━━━━━ Entries shown

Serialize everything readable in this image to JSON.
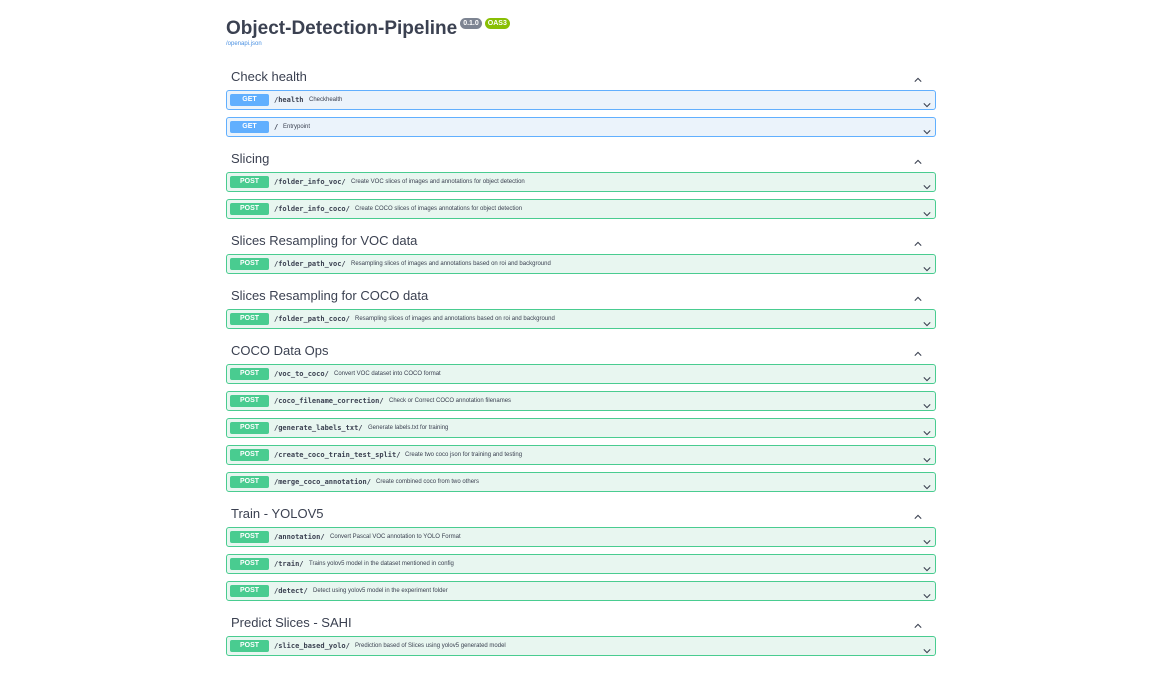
{
  "info": {
    "title": "Object-Detection-Pipeline",
    "version_badge": "0.1.0",
    "oas_badge": "OAS3",
    "spec_link": "/openapi.json"
  },
  "tags": [
    {
      "name": "Check health",
      "operations": [
        {
          "method": "GET",
          "path": "/health",
          "summary": "Checkhealth"
        },
        {
          "method": "GET",
          "path": "/",
          "summary": "Entrypoint"
        }
      ]
    },
    {
      "name": "Slicing",
      "operations": [
        {
          "method": "POST",
          "path": "/folder_info_voc/",
          "summary": "Create VOC slices of images and annotations for object detection"
        },
        {
          "method": "POST",
          "path": "/folder_info_coco/",
          "summary": "Create COCO slices of images annotations for object detection"
        }
      ]
    },
    {
      "name": "Slices Resampling for VOC data",
      "operations": [
        {
          "method": "POST",
          "path": "/folder_path_voc/",
          "summary": "Resampling slices of images and annotations based on roi and background"
        }
      ]
    },
    {
      "name": "Slices Resampling for COCO data",
      "operations": [
        {
          "method": "POST",
          "path": "/folder_path_coco/",
          "summary": "Resampling slices of images and annotations based on roi and background"
        }
      ]
    },
    {
      "name": "COCO Data Ops",
      "operations": [
        {
          "method": "POST",
          "path": "/voc_to_coco/",
          "summary": "Convert VOC dataset into COCO format"
        },
        {
          "method": "POST",
          "path": "/coco_filename_correction/",
          "summary": "Check or Correct COCO annotation filenames"
        },
        {
          "method": "POST",
          "path": "/generate_labels_txt/",
          "summary": "Generate labels.txt for training"
        },
        {
          "method": "POST",
          "path": "/create_coco_train_test_split/",
          "summary": "Create two coco json for training and testing"
        },
        {
          "method": "POST",
          "path": "/merge_coco_annotation/",
          "summary": "Create combined coco from two others"
        }
      ]
    },
    {
      "name": "Train - YOLOV5",
      "operations": [
        {
          "method": "POST",
          "path": "/annotation/",
          "summary": "Convert Pascal VOC annotation to YOLO Format"
        },
        {
          "method": "POST",
          "path": "/train/",
          "summary": "Trains yolov5 model in the dataset mentioned in config"
        },
        {
          "method": "POST",
          "path": "/detect/",
          "summary": "Detect using yolov5 model in the experiment folder"
        }
      ]
    },
    {
      "name": "Predict Slices - SAHI",
      "operations": [
        {
          "method": "POST",
          "path": "/slice_based_yolo/",
          "summary": "Prediction based of Slices using yolov5 generated model"
        }
      ]
    }
  ],
  "icons": {
    "tag_toggle": "chevron-up-icon",
    "op_toggle": "chevron-down-icon"
  },
  "colors": {
    "get": "#61affe",
    "post": "#49cc90",
    "get_bg": "#ebf3fb",
    "post_bg": "#e8f6f0"
  }
}
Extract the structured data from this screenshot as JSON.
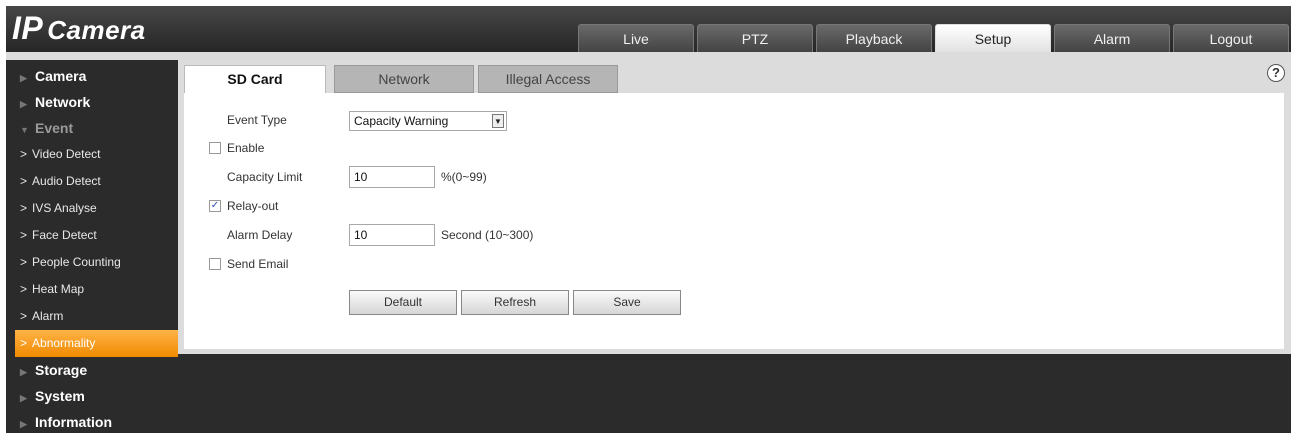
{
  "header": {
    "logo_ip": "IP",
    "logo_camera": "Camera",
    "nav": [
      "Live",
      "PTZ",
      "Playback",
      "Setup",
      "Alarm",
      "Logout"
    ],
    "active_nav": "Setup"
  },
  "sidebar": {
    "camera": "Camera",
    "network": "Network",
    "event": "Event",
    "event_items": [
      "Video Detect",
      "Audio Detect",
      "IVS Analyse",
      "Face Detect",
      "People Counting",
      "Heat Map",
      "Alarm",
      "Abnormality"
    ],
    "active_item": "Abnormality",
    "storage": "Storage",
    "system": "System",
    "information": "Information"
  },
  "tabs": [
    "SD Card",
    "Network",
    "Illegal Access"
  ],
  "active_tab": "SD Card",
  "help_icon": "?",
  "form": {
    "event_type_label": "Event Type",
    "event_type_value": "Capacity Warning",
    "enable_label": "Enable",
    "enable_checked": false,
    "capacity_limit_label": "Capacity Limit",
    "capacity_limit_value": "10",
    "capacity_limit_unit": "%(0~99)",
    "relay_out_label": "Relay-out",
    "relay_out_checked": true,
    "alarm_delay_label": "Alarm Delay",
    "alarm_delay_value": "10",
    "alarm_delay_unit": "Second (10~300)",
    "send_email_label": "Send Email",
    "send_email_checked": false
  },
  "buttons": {
    "default": "Default",
    "refresh": "Refresh",
    "save": "Save"
  },
  "check_mark": "✓",
  "colors": {
    "accent_orange": "#f5a623",
    "background_dark": "#2b2b2b",
    "panel_gray": "#dcdcdc"
  }
}
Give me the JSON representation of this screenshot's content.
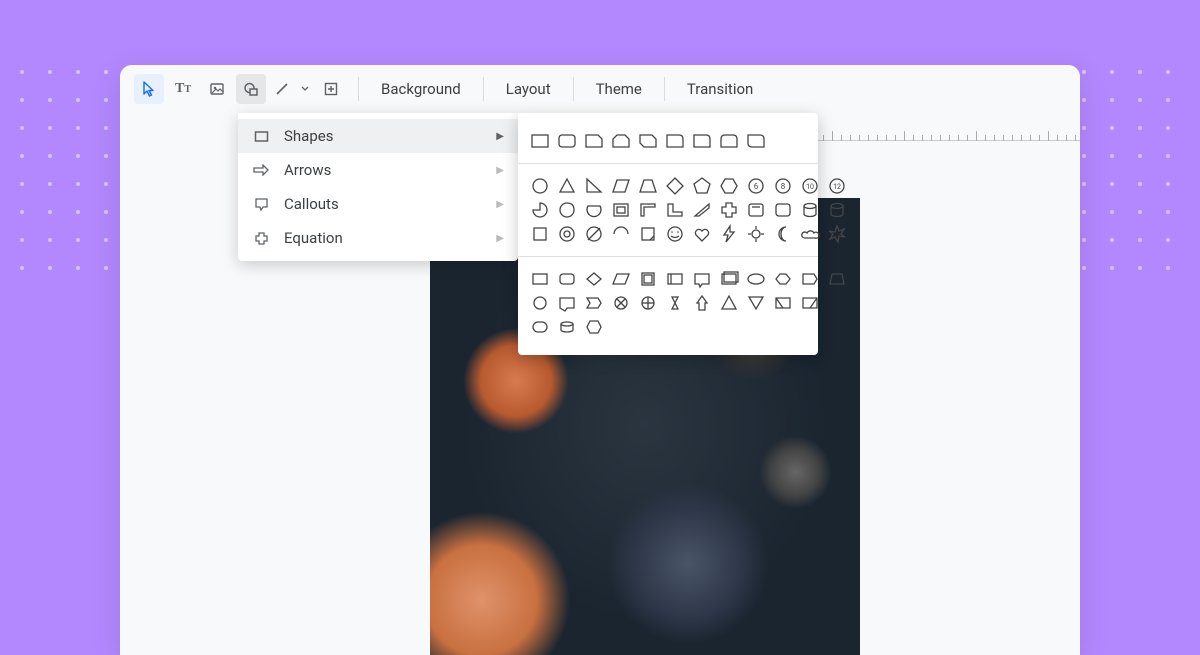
{
  "toolbar": {
    "background": "Background",
    "layout": "Layout",
    "theme": "Theme",
    "transition": "Transition"
  },
  "shape_menu": {
    "shapes": "Shapes",
    "arrows": "Arrows",
    "callouts": "Callouts",
    "equation": "Equation"
  },
  "shape_gallery": {
    "section1": [
      "rectangle",
      "rounded-rect",
      "snip-single",
      "snip-same",
      "snip-diag",
      "snip-round",
      "round-single",
      "round-same",
      "round-diag"
    ],
    "section2_row1": [
      "circle",
      "triangle",
      "right-tri",
      "parallelogram",
      "trapezoid",
      "diamond",
      "pentagon",
      "hexagon",
      "heptagon",
      "octagon",
      "decagon",
      "dodecagon"
    ],
    "section2_row2": [
      "pie",
      "teardrop",
      "chord",
      "frame",
      "half-frame",
      "l-shape",
      "diag-stripe",
      "cross",
      "arc",
      "plaque",
      "can",
      "cylinder"
    ],
    "section2_row3": [
      "square",
      "donut",
      "block-arc",
      "folded",
      "curved",
      "smiley",
      "heart",
      "lightning",
      "sun",
      "moon",
      "cloud",
      "explosion"
    ],
    "section3_row1": [
      "flow-rect",
      "flow-round",
      "flow-rhombus",
      "flow-para",
      "flow-doc",
      "flow-multi",
      "flow-data",
      "flow-io",
      "flow-card",
      "flow-pent",
      "flow-hex",
      "flow-trap"
    ],
    "section3_row2": [
      "flow-circ",
      "flow-merge",
      "flow-db",
      "flow-cross",
      "flow-plus",
      "flow-x",
      "flow-up",
      "flow-tri",
      "flow-down",
      "flow-half1",
      "flow-half2"
    ],
    "section3_row3": [
      "flow-round2",
      "flow-cyl",
      "flow-hex2",
      "flow-blank"
    ]
  }
}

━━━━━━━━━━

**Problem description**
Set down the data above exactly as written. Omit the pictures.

**Answer**
Serialize everything readable in this image to JSON.
{
  "info": {
    "title": "Object-Detection-Pipeline",
    "version_badge": "0.1.0",
    "oas_badge": "OAS3",
    "spec_link": "/openapi.json"
  },
  "tags": [
    {
      "name": "Check health",
      "operations": [
        {
          "method": "GET",
          "path": "/health",
          "summary": "Checkhealth"
        },
        {
          "method": "GET",
          "path": "/",
          "summary": "Entrypoint"
        }
      ]
    },
    {
      "name": "Slicing",
      "operations": [
        {
          "method": "POST",
          "path": "/folder_info_voc/",
          "summary": "Create VOC slices of images and annotations for object detection"
        },
        {
          "method": "POST",
          "path": "/folder_info_coco/",
          "summary": "Create COCO slices of images annotations for object detection"
        }
      ]
    },
    {
      "name": "Slices Resampling for VOC data",
      "operations": [
        {
          "method": "POST",
          "path": "/folder_path_voc/",
          "summary": "Resampling slices of images and annotations based on roi and background"
        }
      ]
    },
    {
      "name": "Slices Resampling for COCO data",
      "operations": [
        {
          "method": "POST",
          "path": "/folder_path_coco/",
          "summary": "Resampling slices of images and annotations based on roi and background"
        }
      ]
    },
    {
      "name": "COCO Data Ops",
      "operations": [
        {
          "method": "POST",
          "path": "/voc_to_coco/",
          "summary": "Convert VOC dataset into COCO format"
        },
        {
          "method": "POST",
          "path": "/coco_filename_correction/",
          "summary": "Check or Correct COCO annotation filenames"
        },
        {
          "method": "POST",
          "path": "/generate_labels_txt/",
          "summary": "Generate labels.txt for training"
        },
        {
          "method": "POST",
          "path": "/create_coco_train_test_split/",
          "summary": "Create two coco json for training and testing"
        },
        {
          "method": "POST",
          "path": "/merge_coco_annotation/",
          "summary": "Create combined coco from two others"
        }
      ]
    },
    {
      "name": "Train - YOLOV5",
      "operations": [
        {
          "method": "POST",
          "path": "/annotation/",
          "summary": "Convert Pascal VOC annotation to YOLO Format"
        },
        {
          "method": "POST",
          "path": "/train/",
          "summary": "Trains yolov5 model in the dataset mentioned in config"
        },
        {
          "method": "POST",
          "path": "/detect/",
          "summary": "Detect using yolov5 model in the experiment folder"
        }
      ]
    },
    {
      "name": "Predict Slices - SAHI",
      "operations": [
        {
          "method": "POST",
          "path": "/slice_based_yolo/",
          "summary": "Prediction based of Slices using yolov5 generated model"
        }
      ]
    }
  ],
  "icons": {
    "tag_toggle": "chevron-up-icon",
    "op_toggle": "chevron-down-icon"
  },
  "colors": {
    "get": "#61affe",
    "post": "#49cc90",
    "get_bg": "#ebf3fb",
    "post_bg": "#e8f6f0"
  }
}
Extract the structured data from this screenshot as JSON.
{
  "header": {
    "logo_ip": "IP",
    "logo_camera": "Camera",
    "nav": [
      "Live",
      "PTZ",
      "Playback",
      "Setup",
      "Alarm",
      "Logout"
    ],
    "active_nav": "Setup"
  },
  "sidebar": {
    "camera": "Camera",
    "network": "Network",
    "event": "Event",
    "event_items": [
      "Video Detect",
      "Audio Detect",
      "IVS Analyse",
      "Face Detect",
      "People Counting",
      "Heat Map",
      "Alarm",
      "Abnormality"
    ],
    "active_item": "Abnormality",
    "storage": "Storage",
    "system": "System",
    "information": "Information"
  },
  "tabs": [
    "SD Card",
    "Network",
    "Illegal Access"
  ],
  "active_tab": "SD Card",
  "help_icon": "?",
  "form": {
    "event_type_label": "Event Type",
    "event_type_value": "Capacity Warning",
    "enable_label": "Enable",
    "enable_checked": false,
    "capacity_limit_label": "Capacity Limit",
    "capacity_limit_value": "10",
    "capacity_limit_unit": "%(0~99)",
    "relay_out_label": "Relay-out",
    "relay_out_checked": true,
    "alarm_delay_label": "Alarm Delay",
    "alarm_delay_value": "10",
    "alarm_delay_unit": "Second (10~300)",
    "send_email_label": "Send Email",
    "send_email_checked": false
  },
  "buttons": {
    "default": "Default",
    "refresh": "Refresh",
    "save": "Save"
  },
  "check_mark": "✓",
  "colors": {
    "accent_orange": "#f5a623",
    "background_dark": "#2b2b2b",
    "panel_gray": "#dcdcdc"
  }
}
Give me the JSON representation of this screenshot's content.
{
  "toolbar": {
    "background": "Background",
    "layout": "Layout",
    "theme": "Theme",
    "transition": "Transition"
  },
  "shape_menu": {
    "shapes": "Shapes",
    "arrows": "Arrows",
    "callouts": "Callouts",
    "equation": "Equation"
  },
  "shape_gallery": {
    "section1": [
      "rectangle",
      "rounded-rect",
      "snip-single",
      "snip-same",
      "snip-diag",
      "snip-round",
      "round-single",
      "round-same",
      "round-diag"
    ],
    "section2_row1": [
      "circle",
      "triangle",
      "right-tri",
      "parallelogram",
      "trapezoid",
      "diamond",
      "pentagon",
      "hexagon",
      "heptagon",
      "octagon",
      "decagon",
      "dodecagon"
    ],
    "section2_row2": [
      "pie",
      "teardrop",
      "chord",
      "frame",
      "half-frame",
      "l-shape",
      "diag-stripe",
      "cross",
      "arc",
      "plaque",
      "can",
      "cylinder"
    ],
    "section2_row3": [
      "square",
      "donut",
      "block-arc",
      "folded",
      "curved",
      "smiley",
      "heart",
      "lightning",
      "sun",
      "moon",
      "cloud",
      "explosion"
    ],
    "section3_row1": [
      "flow-rect",
      "flow-round",
      "flow-rhombus",
      "flow-para",
      "flow-doc",
      "flow-multi",
      "flow-data",
      "flow-io",
      "flow-card",
      "flow-pent",
      "flow-hex",
      "flow-trap"
    ],
    "section3_row2": [
      "flow-circ",
      "flow-merge",
      "flow-db",
      "flow-cross",
      "flow-plus",
      "flow-x",
      "flow-up",
      "flow-tri",
      "flow-down",
      "flow-half1",
      "flow-half2"
    ],
    "section3_row3": [
      "flow-round2",
      "flow-cyl",
      "flow-hex2",
      "flow-blank"
    ]
  }
}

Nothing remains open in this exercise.